those in Israel who want it to be an entirely Jewish state within its ancient
biblical borders and those Palestinians who want to entirely eradicate the
State of Israel cannot ignore history.
see it, such a solution would be on the upside for Palestinians and they should
support it, turning away from violence against Israel, something that has hurt
them as well from a political as well as a humanitarian aspect, especially in Gaza.
Israel would probably welcome it as well but in the interest of its self-defense, would insist (1) that the Palestinian state not be armed, and (2) that the nations supporting the Palestinians throughout the Middle East strongly buy into the arrangement, permanently abandoning any efforts to destroy the State of Israel. Such an agreement, for example, would be worthless without Iranian assurances that they would no longer support groups such as Hamas and Hezbollah, and that is highly unlikely.
Even if that happens, Israel has good reason to maintain military strength as its best defense. The recent Hamas attack will force Israel to correct the military and intelligence shortcomings that allowed that attack to occur, and adopt the slogan used to mark the Holocaust, 'Never Again.'
Anyway, read the article in the New Yorker Magazine’s Daily posting
(10/15/23), that concludes with ideas about the diplomatic role of the
United States in all of this. Find it
at https://mail.google.com/mail/u/0/#inbox/WhctKKZGhMLdWlCxJFNtpPkVVNZwhhfzPKkVrFlbBwbrcNlnRgcSLtMqcLNsQLKvzxxMhVG or
you can simply CLICK HERE. Continue to read daily newspapers with reporters on the scene, such as the New York Times.
Historical facts have gotten us to this point and cannot be ignored,
neither by the Palestinians, the Israelis nor those demonstrating on their
* * *
Answers to ‘Trivia Quiz #12’ The following cities are all very close to the equator. Can you name the ones north of the equator
and the ones south of it?
Lumpur, Maylasia … North
Singapore … North
Equador … South
Democratic Republic. of the Congo … South
Colombia … North
Indonesia … South
Note: This will be the last Trivia Quiz for a while,
at least until the turmoil in Israel is resolved.
Housekeeping on Jackspotpourri
Email Alerts: If you are NOT receiving emails from me alerting you each time there is a new posting on Jackspotpourri, just send me your email address and we’ll see that you do. And if you are forwarding a posting to someone, you might suggest that they do the same, so they will be similarly alerted. You can pass those email addresses to me by email at email@example.com.

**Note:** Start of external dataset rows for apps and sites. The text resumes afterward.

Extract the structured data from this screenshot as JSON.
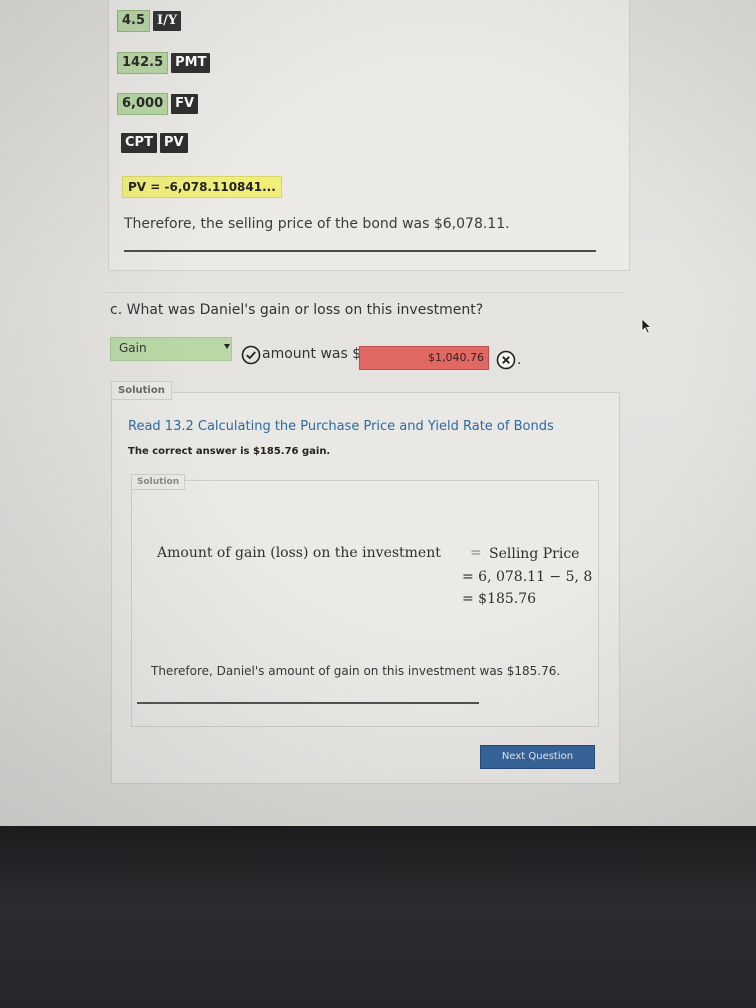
{
  "calculator": {
    "iy_value": "4.5",
    "iy_key": "I/Y",
    "pmt_value": "142.5",
    "pmt_key": "PMT",
    "fv_value": "6,000",
    "fv_key": "FV",
    "cpt_key": "CPT",
    "pv_key": "PV",
    "pv_result": "PV = -6,078.110841..."
  },
  "part_b": {
    "conclusion": "Therefore, the selling price of the bond was $6,078.11."
  },
  "part_c": {
    "question": "c. What was Daniel's gain or loss on this investment?",
    "select_value": "Gain",
    "amount_label": "amount was $",
    "answer_value": "$1,040.76",
    "trailing": "."
  },
  "solution": {
    "tab_label": "Solution",
    "link_text": "Read 13.2 Calculating the Purchase Price and Yield Rate of Bonds",
    "correct_text": "The correct answer is $185.76 gain.",
    "inner_tab_label": "Solution",
    "math_lhs": "Amount of gain (loss) on the investment",
    "math_eq": "=",
    "math_rhs": "Selling Price",
    "math_line2": "= 6, 078.11 − 5, 8",
    "math_line3": "= $185.76",
    "conclusion": "Therefore, Daniel's amount of gain on this investment was $185.76."
  },
  "buttons": {
    "next_question": "Next Question"
  },
  "icons": {
    "check": "check-circle-icon",
    "incorrect": "x-circle-icon",
    "dropdown": "caret-down-icon",
    "cursor": "mouse-cursor-icon"
  },
  "colors": {
    "input_green": "#b9d8a5",
    "wrong_red": "#e06a63",
    "highlight_yellow": "#f1ef7a",
    "link_blue": "#2d6aa0",
    "button_blue": "#2f5f98"
  }
}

Forwarding Postings: Please forward this posting to anyone you think might benefit from reading it. Friends, relatives, enemies, etc.
If you want to send someone the blog, exactly as you are now seeing it, with all of its bells and whistles, you can just tell folks to check it out by visiting https://jackspotpourri.blogspot.com or by providing a link to that address in your email to them. I think this is the best method of forwarding Jackspotpourri.
There’s another, perhaps easier,
method of forwarding it though! Google Blogspot, the platform
on which Jackspotpourri is prepared, makes that possible. If you click on
the tiny envelope with the arrow at the bottom of every posting, you will
have the opportunity to list up to ten email addresses to which that blog
posting will be forwarded, along with a comment from you. Each
will receive a link to the textual portion only of the blog that
you are now reading, but without the illustrations,
colors, variations in typography, or the 'sidebar' features such as access to
the blog's archives.
Either way will work, sending them the link to https://jackspotpourri.blogspot.com, or clicking on the envelope at the bottom of this posting, but I recommend sending them the link.
Again, I urge you to forward this posting to anyone you think might benefit from reading it.